Saudi authorities released results from what they claimed was an initial investigation, saying that Khashoggi was killed after a discussion turned into a fight during his visit to the consulate.
In response to their alleged findings, Saudi King Salman has dismissed Major General Ahmed al-Assiri, an adviser to the crown prince. A Saudi prosecutor also announced the arrests of 18 people linked to the death.
Intelligence gathered by the U.S. and allies ― in addition to clues pointing directly to the regime ― make it unlikely the statement will fully quell worldwide outrage over the kingdom’s treatment of Khashoggi and questions about whether the West is complicit in massive human rights violations.
Saudi Arabia’s acknowledgment of Khashoggi’s death comes after The Washington Post reported on Oct. 10 that Saudi Crown Prince Mohammed bin Salman had personally ordered an effort to lure the journalist back to Saudi Arabia. Officials in multiple countries had speculated at the time that the plan to capture Khashoggi may have gone awry, leading to his killing.
Khashoggi disappeared on Oct. 2 after entering the consulate to obtain a document he needed to marry his fiancée. The journalist, who was once close to the Saudi royal family, had become critical of the repression of human rights activists under the crown prince. He had been living in self-imposed exile in Washington, D.C., for the past year and was a columnist for The Washington Post.
News of Khashoggi’s disappearance emerged after his fiancée, Hatice Cengiz, told friends she waited outside the consulate for nearly 12 hours and didn’t see him exit the building. She returned the following day, and there was still no sign of him.
Saudi leaders initially maintained Khashoggi had left the premises on foot shortly after retrieving the marriage document but didn’t provide surveillance footage to back up the story.
Turkish officials launched an investigation and demanded the Saudi government release additional evidence to support its claim that Khashoggi left the consulate alive.
Fifteen Saudi officials and intelligence officers arrived in Istanbul on two private jets on the day of the journalist’s disappearance. Both planes were operated by Sky Prime Aviation Services, a company frequently used by the Saudi government. Some of the officials were transported in a tinted van to the home of the Saudi consul general, and all of them later left the country on planes departing for Cairo and Dubai. Turkish staffers at the residence were told to take that day off.

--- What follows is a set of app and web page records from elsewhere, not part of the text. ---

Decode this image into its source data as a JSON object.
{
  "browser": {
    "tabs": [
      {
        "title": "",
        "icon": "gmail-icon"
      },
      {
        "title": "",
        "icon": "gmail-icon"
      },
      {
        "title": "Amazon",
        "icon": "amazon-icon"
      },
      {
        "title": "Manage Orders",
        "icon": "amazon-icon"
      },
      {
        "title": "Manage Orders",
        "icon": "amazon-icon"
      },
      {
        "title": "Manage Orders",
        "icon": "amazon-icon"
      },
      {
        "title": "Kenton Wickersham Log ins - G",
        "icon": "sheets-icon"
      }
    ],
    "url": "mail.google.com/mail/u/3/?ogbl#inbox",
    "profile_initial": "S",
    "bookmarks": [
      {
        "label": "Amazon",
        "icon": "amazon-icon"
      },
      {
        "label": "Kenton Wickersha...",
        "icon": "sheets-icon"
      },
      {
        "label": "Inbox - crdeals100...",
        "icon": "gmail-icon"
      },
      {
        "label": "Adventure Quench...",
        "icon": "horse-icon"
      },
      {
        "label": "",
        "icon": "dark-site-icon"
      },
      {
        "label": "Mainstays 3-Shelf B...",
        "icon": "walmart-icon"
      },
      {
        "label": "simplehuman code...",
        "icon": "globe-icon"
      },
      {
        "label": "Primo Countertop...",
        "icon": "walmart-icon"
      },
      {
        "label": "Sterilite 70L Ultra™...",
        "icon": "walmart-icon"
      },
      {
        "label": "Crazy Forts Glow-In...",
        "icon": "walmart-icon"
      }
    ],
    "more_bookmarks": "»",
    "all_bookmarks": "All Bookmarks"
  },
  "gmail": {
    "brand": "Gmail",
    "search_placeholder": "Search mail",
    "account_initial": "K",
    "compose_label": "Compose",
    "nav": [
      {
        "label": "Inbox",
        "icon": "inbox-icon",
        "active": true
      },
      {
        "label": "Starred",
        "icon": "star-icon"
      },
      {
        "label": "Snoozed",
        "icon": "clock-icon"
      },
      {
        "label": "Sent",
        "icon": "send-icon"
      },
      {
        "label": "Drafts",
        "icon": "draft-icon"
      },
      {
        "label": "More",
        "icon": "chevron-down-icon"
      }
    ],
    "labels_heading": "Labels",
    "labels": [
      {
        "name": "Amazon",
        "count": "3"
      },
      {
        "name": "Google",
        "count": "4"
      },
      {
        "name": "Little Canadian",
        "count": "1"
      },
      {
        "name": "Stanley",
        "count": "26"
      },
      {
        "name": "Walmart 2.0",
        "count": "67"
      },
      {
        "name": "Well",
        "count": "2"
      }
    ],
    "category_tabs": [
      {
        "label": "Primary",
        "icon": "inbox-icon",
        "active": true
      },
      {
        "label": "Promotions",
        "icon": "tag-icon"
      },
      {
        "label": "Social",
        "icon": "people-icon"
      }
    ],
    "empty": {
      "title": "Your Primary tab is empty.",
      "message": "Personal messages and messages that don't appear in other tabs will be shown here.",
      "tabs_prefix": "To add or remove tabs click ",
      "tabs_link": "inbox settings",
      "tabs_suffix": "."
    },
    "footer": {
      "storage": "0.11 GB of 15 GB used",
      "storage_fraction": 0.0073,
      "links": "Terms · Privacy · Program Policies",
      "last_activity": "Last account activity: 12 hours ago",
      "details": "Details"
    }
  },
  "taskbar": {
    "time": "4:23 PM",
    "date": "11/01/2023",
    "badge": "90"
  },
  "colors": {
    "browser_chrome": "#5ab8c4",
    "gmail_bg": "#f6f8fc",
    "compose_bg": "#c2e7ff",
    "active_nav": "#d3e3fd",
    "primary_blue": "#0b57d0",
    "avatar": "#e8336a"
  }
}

Turkish officials, who remained anonymous, told The New York Times and Reuters they believed Khashoggi was assassinated under orders from the Saudi royal court and that the 15 officials flew into Istanbul that day to carry out the operation.
Khashoggi’s editors at the Post described him as a “committed, courageous journalist” and “one of the leading proponents of freedom and democratic change” for Saudi Arabia and the surrounding region. He was a self-described patriot and rejected the label “dissident” thrust on him as a result of his criticism of the Saudi government.
“I have left my home, my family and my job, and I am raising my voice,” he wrote in September 2017. “To do otherwise would betray those who languish in prison. I can speak when so many cannot. I want you to know that Saudi Arabia has not always been as it is now. We Saudis deserve better.”
Carla Herreria and Akbar Shahid Ahmed contributed to this report.